**What this task involves:** Copy the full listing exactly.

**Extracted entries:**
↓↓↓

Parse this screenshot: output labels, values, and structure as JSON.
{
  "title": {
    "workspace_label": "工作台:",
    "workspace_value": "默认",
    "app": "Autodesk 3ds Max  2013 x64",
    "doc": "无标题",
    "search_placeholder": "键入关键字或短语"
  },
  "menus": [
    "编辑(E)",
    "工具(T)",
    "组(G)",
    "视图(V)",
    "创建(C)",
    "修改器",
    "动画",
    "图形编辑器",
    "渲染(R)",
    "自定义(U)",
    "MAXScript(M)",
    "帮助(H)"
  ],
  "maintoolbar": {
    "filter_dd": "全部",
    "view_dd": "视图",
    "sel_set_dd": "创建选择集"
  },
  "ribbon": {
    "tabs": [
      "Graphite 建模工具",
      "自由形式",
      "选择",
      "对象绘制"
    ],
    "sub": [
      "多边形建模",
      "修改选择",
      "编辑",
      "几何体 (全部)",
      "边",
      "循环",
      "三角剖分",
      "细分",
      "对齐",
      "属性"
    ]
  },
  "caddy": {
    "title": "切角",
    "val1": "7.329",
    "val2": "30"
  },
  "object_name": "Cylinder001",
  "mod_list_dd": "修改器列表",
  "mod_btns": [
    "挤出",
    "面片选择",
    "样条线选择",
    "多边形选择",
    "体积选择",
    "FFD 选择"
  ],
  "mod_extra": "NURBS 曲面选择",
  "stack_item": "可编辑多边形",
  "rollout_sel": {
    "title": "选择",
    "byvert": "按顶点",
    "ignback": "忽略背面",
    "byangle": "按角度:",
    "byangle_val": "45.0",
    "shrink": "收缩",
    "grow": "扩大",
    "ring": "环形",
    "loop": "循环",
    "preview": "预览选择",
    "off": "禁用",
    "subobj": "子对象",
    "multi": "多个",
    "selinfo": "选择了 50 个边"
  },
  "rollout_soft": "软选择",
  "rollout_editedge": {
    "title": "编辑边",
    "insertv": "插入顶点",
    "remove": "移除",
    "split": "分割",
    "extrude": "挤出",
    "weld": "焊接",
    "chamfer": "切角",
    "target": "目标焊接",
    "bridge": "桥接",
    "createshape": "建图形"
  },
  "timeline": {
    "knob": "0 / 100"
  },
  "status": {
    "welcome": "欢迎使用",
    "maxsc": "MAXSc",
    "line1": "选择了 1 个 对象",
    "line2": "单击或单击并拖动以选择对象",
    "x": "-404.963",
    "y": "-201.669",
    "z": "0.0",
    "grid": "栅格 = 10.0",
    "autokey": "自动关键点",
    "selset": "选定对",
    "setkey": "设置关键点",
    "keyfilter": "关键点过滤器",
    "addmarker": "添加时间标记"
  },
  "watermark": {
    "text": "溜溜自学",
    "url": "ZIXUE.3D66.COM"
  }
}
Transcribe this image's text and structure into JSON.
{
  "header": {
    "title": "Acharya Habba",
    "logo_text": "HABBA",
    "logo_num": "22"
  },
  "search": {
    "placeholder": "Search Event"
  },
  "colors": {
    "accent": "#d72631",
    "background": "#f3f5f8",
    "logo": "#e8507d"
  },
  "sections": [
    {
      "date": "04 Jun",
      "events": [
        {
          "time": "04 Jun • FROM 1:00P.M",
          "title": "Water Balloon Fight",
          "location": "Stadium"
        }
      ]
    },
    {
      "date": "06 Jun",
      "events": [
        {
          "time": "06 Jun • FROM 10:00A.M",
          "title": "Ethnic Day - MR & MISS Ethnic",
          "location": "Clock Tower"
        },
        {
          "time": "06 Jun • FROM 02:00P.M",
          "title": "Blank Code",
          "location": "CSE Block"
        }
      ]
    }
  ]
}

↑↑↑

**Result of the exercise:**
Parse this screenshot: output labels, values, and structure as JSON.
{
  "title": {
    "workspace_label": "工作台:",
    "workspace_value": "默认",
    "app": "Autodesk 3ds Max  2013 x64",
    "doc": "无标题",
    "search_placeholder": "键入关键字或短语"
  },
  "menus": [
    "编辑(E)",
    "工具(T)",
    "组(G)",
    "视图(V)",
    "创建(C)",
    "修改器",
    "动画",
    "图形编辑器",
    "渲染(R)",
    "自定义(U)",
    "MAXScript(M)",
    "帮助(H)"
  ],
  "maintoolbar": {
    "filter_dd": "全部",
    "view_dd": "视图",
    "sel_set_dd": "创建选择集"
  },
  "ribbon": {
    "tabs": [
      "Graphite 建模工具",
      "自由形式",
      "选择",
      "对象绘制"
    ],
    "sub": [
      "多边形建模",
      "修改选择",
      "编辑",
      "几何体 (全部)",
      "边",
      "循环",
      "三角剖分",
      "细分",
      "对齐",
      "属性"
    ]
  },
  "caddy": {
    "title": "切角",
    "val1": "7.329",
    "val2": "30"
  },
  "object_name": "Cylinder001",
  "mod_list_dd": "修改器列表",
  "mod_btns": [
    "挤出",
    "面片选择",
    "样条线选择",
    "多边形选择",
    "体积选择",
    "FFD 选择"
  ],
  "mod_extra": "NURBS 曲面选择",
  "stack_item": "可编辑多边形",
  "rollout_sel": {
    "title": "选择",
    "byvert": "按顶点",
    "ignback": "忽略背面",
    "byangle": "按角度:",
    "byangle_val": "45.0",
    "shrink": "收缩",
    "grow": "扩大",
    "ring": "环形",
    "loop": "循环",
    "preview": "预览选择",
    "off": "禁用",
    "subobj": "子对象",
    "multi": "多个",
    "selinfo": "选择了 50 个边"
  },
  "rollout_soft": "软选择",
  "rollout_editedge": {
    "title": "编辑边",
    "insertv": "插入顶点",
    "remove": "移除",
    "split": "分割",
    "extrude": "挤出",
    "weld": "焊接",
    "chamfer": "切角",
    "target": "目标焊接",
    "bridge": "桥接",
    "createshape": "建图形"
  },
  "timeline": {
    "knob": "0 / 100"
  },
  "status": {
    "welcome": "欢迎使用",
    "maxsc": "MAXSc",
    "line1": "选择了 1 个 对象",
    "line2": "单击或单击并拖动以选择对象",
    "x": "-404.963",
    "y": "-201.669",
    "z": "0.0",
    "grid": "栅格 = 10.0",
    "autokey": "自动关键点",
    "selset": "选定对",
    "setkey": "设置关键点",
    "keyfilter": "关键点过滤器",
    "addmarker": "添加时间标记"
  },
  "watermark": {
    "text": "溜溜自学",
    "url": "ZIXUE.3D66.COM"
  }
}
Transcribe this image's text and structure into JSON.
{
  "header": {
    "title": "Acharya Habba",
    "logo_text": "HABBA",
    "logo_num": "22"
  },
  "search": {
    "placeholder": "Search Event"
  },
  "colors": {
    "accent": "#d72631",
    "background": "#f3f5f8",
    "logo": "#e8507d"
  },
  "sections": [
    {
      "date": "04 Jun",
      "events": [
        {
          "time": "04 Jun • FROM 1:00P.M",
          "title": "Water Balloon Fight",
          "location": "Stadium"
        }
      ]
    },
    {
      "date": "06 Jun",
      "events": [
        {
          "time": "06 Jun • FROM 10:00A.M",
          "title": "Ethnic Day - MR & MISS Ethnic",
          "location": "Clock Tower"
        },
        {
          "time": "06 Jun • FROM 02:00P.M",
          "title": "Blank Code",
          "location": "CSE Block"
        }
      ]
    }
  ]
}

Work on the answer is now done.